Hands on with the YX560SL Cellular Booster, part 3: COLD HARD DATA

It’s big. It’s brawny. It promises to be the best small office cell booster EVER. It’s the YX560SL booster from Wi-Ex, and we’ve been putting it to the test. This isn’t just a “touchy feely” exercise, this is a real-world shootout between the previous king of the hill, the YX545, and this sleek new grey beast. We looked at all the parts and what you get is a new cell booster that looks a lot like the old one, a beefier cable and a massive yagi antenna.

Occasionally, one of the older RF engineers who visits this site bemoans the lack of cold hard data. Not this time. This time we pulled out all the stops to see who did well, how well they did, and how much power they brought to the cellular experience.

Test criteria

In order to make this test as fair as possible, the YX560 antenna was mounted in the exact same place as the YX545 antenna. A piece of scrap aluminum was used to attach it to the eave. (If you want to see the original YX545 installation, check out this series.) In a perfect installation the antenna would have gone up about another eight feet to clear the roof of the house next door. But this is apples to apples, meaning the antenna stays in the same place, and so does the booster.

The booster is placed in a less-than-ideal location that puts it about one meter away from the desk where this review is being written. Ideally it should be up a little higher but it was the only place it could go.

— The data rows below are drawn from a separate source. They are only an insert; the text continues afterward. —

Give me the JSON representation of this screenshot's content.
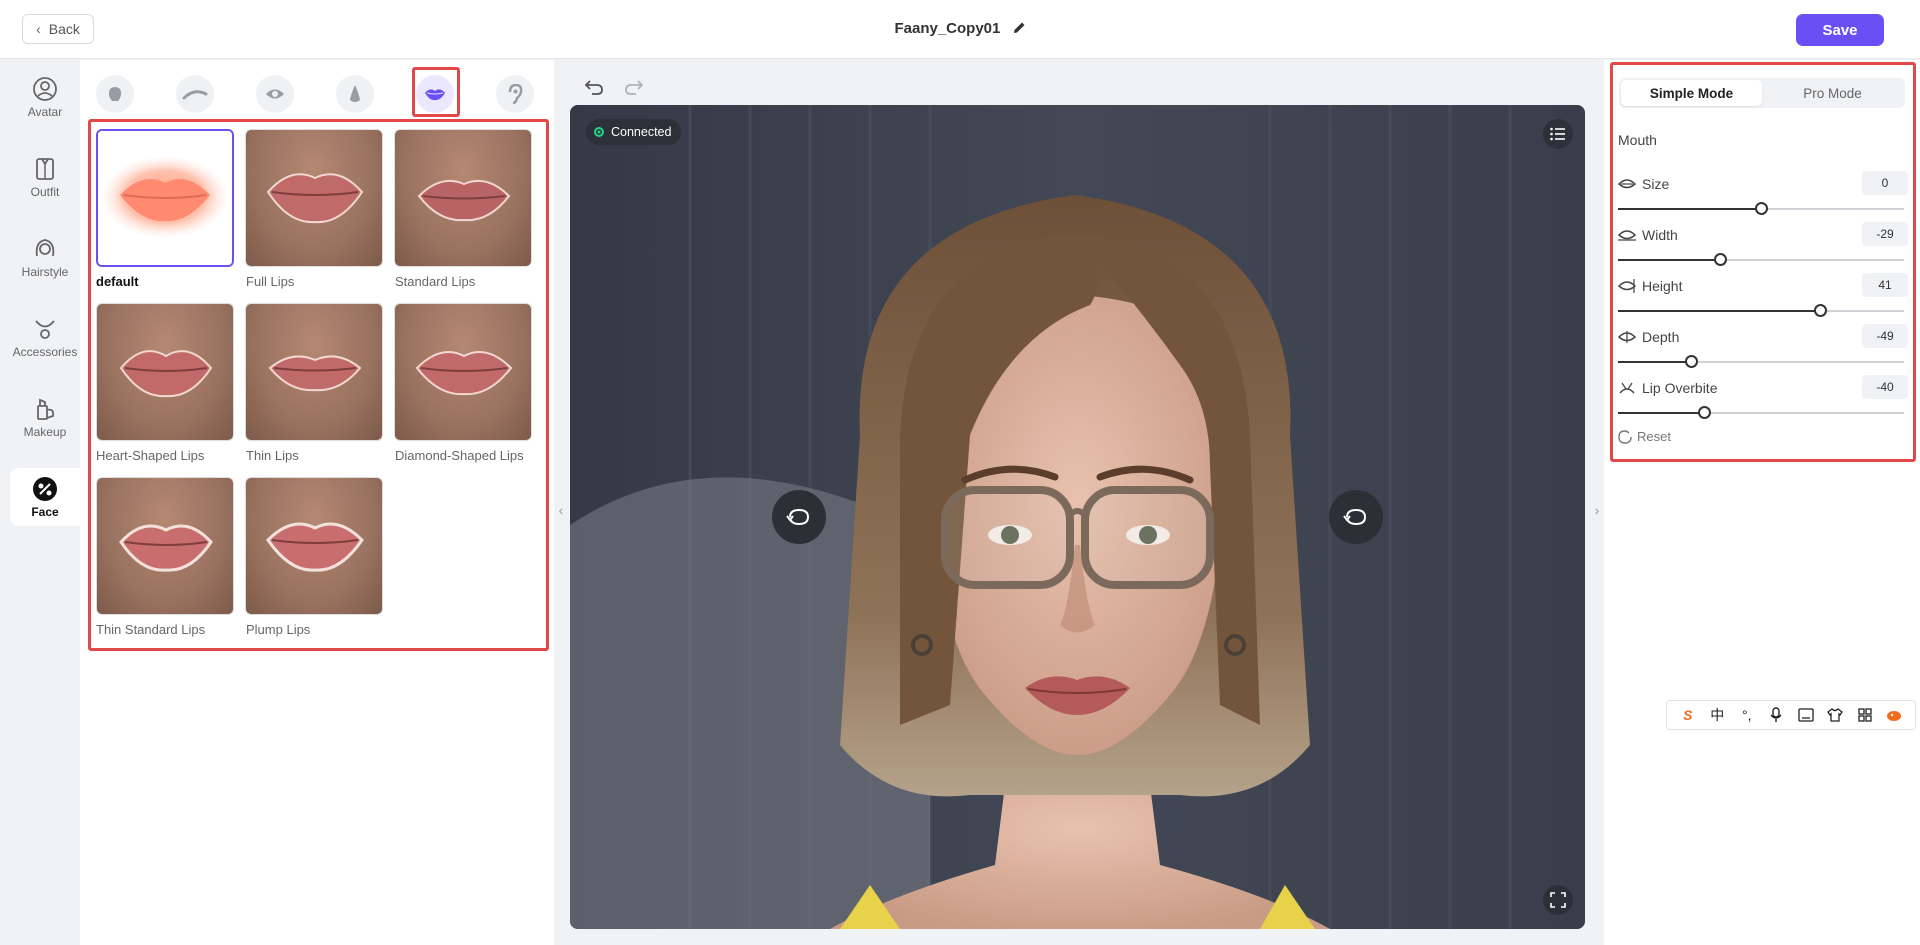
{
  "header": {
    "back_label": "Back",
    "title": "Faany_Copy01",
    "save_label": "Save"
  },
  "colors": {
    "accent": "#6a4ff5",
    "highlight_red": "#e34848",
    "connected_green": "#23d18b"
  },
  "leftnav": {
    "items": [
      {
        "label": "Avatar",
        "icon": "avatar-icon"
      },
      {
        "label": "Outfit",
        "icon": "outfit-icon"
      },
      {
        "label": "Hairstyle",
        "icon": "hairstyle-icon"
      },
      {
        "label": "Accessories",
        "icon": "accessories-icon"
      },
      {
        "label": "Makeup",
        "icon": "makeup-icon"
      },
      {
        "label": "Face",
        "icon": "face-icon",
        "active": true
      }
    ]
  },
  "categories": [
    {
      "icon": "face-shape-icon"
    },
    {
      "icon": "eyebrow-icon"
    },
    {
      "icon": "eye-icon"
    },
    {
      "icon": "nose-icon"
    },
    {
      "icon": "lips-icon",
      "active": true
    },
    {
      "icon": "ear-icon"
    }
  ],
  "presets": [
    {
      "label": "default",
      "selected": true
    },
    {
      "label": "Full Lips"
    },
    {
      "label": "Standard Lips"
    },
    {
      "label": "Heart-Shaped Lips"
    },
    {
      "label": "Thin Lips"
    },
    {
      "label": "Diamond-Shaped Lips"
    },
    {
      "label": "Thin Standard Lips"
    },
    {
      "label": "Plump Lips"
    }
  ],
  "viewer": {
    "status": "Connected"
  },
  "panel": {
    "modes": [
      "Simple Mode",
      "Pro Mode"
    ],
    "active_mode": "Simple Mode",
    "section": "Mouth",
    "sliders": [
      {
        "label": "Size",
        "value": "0",
        "fraction": 0.5
      },
      {
        "label": "Width",
        "value": "-29",
        "fraction": 0.355
      },
      {
        "label": "Height",
        "value": "41",
        "fraction": 0.705
      },
      {
        "label": "Depth",
        "value": "-49",
        "fraction": 0.255
      },
      {
        "label": "Lip Overbite",
        "value": "-40",
        "fraction": 0.3
      }
    ],
    "reset_label": "Reset"
  },
  "ime": {
    "items": [
      "S",
      "中",
      "°,",
      "mic",
      "keyboard",
      "shirt",
      "grid",
      "fox"
    ]
  }
}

In order to aim the antenna, I used the Rootmetrics Coverage app. This told me the location of the closest towers (about 1.5 miles away) and the general direction. I knew I didn’t have to be too precise because the beam width is about 60 degrees, meaning I could just point in the general direction.

To measure the power of the signal I used an iPhone 5 in test mode as detailed in this article. This gives the strength of the signal in dB at the site of the phone. The numbers are negative, and closer to zero means more signal. If I were right at the tower I would have expected about -60. Outside our test lab in the open area the measurement was -70.

I measured the same five locations, first with no booster, then with the YX545, then with the YX560SL.

Location 1 is the workstation where I sit all the time.
Location 2 is the other side of the door to the blog editor’s office, about a meter further away and through 1 wall.
Location 3 is the other side of the office area, about six meters and another wall away.
Location 4 is the lunchroom, another five meters and another wall away.
Location 5 is the other side of our Operations center, a total of 20 meters and four walls away from the booster.

Here’s the story

What you see in the chart above you is that the YX560SL (black line) totally blows away the YX545 (blue line) in the 1 meter test. The YX545 did give 8dB boost over the no-booster numbers (even with the booster in kind of a weird place) but the YX560 gives a real-world number of 37dB in the same location, with the booster still placed weird! The total loss through the walls, which was 47dB, is now only 10dB and more importantly the actual measurement of -80dB is enough to give four bars where before I got zero bars.

Walking a little further away from the booster actually helps the YX545 a little (because there’s a line of sight to the office window) but there’s no difference in the YX560. Hey, once you’re already up to -80dB, what else do you expect?

Once you get to the lunchroom, there’s no difference in gain, meaning that the booster isn’t doing anything at that location. That’s about 40 linear feet away, and remember the booster isn’t placed very well. With one of our Signal Pro’s holding the booster up to a height of about 2 meters, the gain in that area increased to 10dB.


If you want a small office booster that realy works, you’ve got to try this YX560SL. It’s easy to see that even with a simple install, you’ll get fabulous performance. Wi-Ex says this booster is capable of 70dB gain if properly installed and I don’t doubt it one bit. Keep in mind, in this test the antenna was obstructed by another building and several trees, the booster was less than one meter off the floor, and the walls are built to commercial codes with full metal conduits.

I would highly recommend this booster to anyone who needs one. The install was easy and quick, and the results speak for themselves.

About the Author

Stuart Sweet
Stuart Sweet is the editor-in-chief of The Solid Signal Blog and a "master plumber" at Signal Group, LLC. He is the author of over 8,000 articles and longform tutorials including many posted here. Reach him by clicking on "Contact the Editor" at the bottom of this page.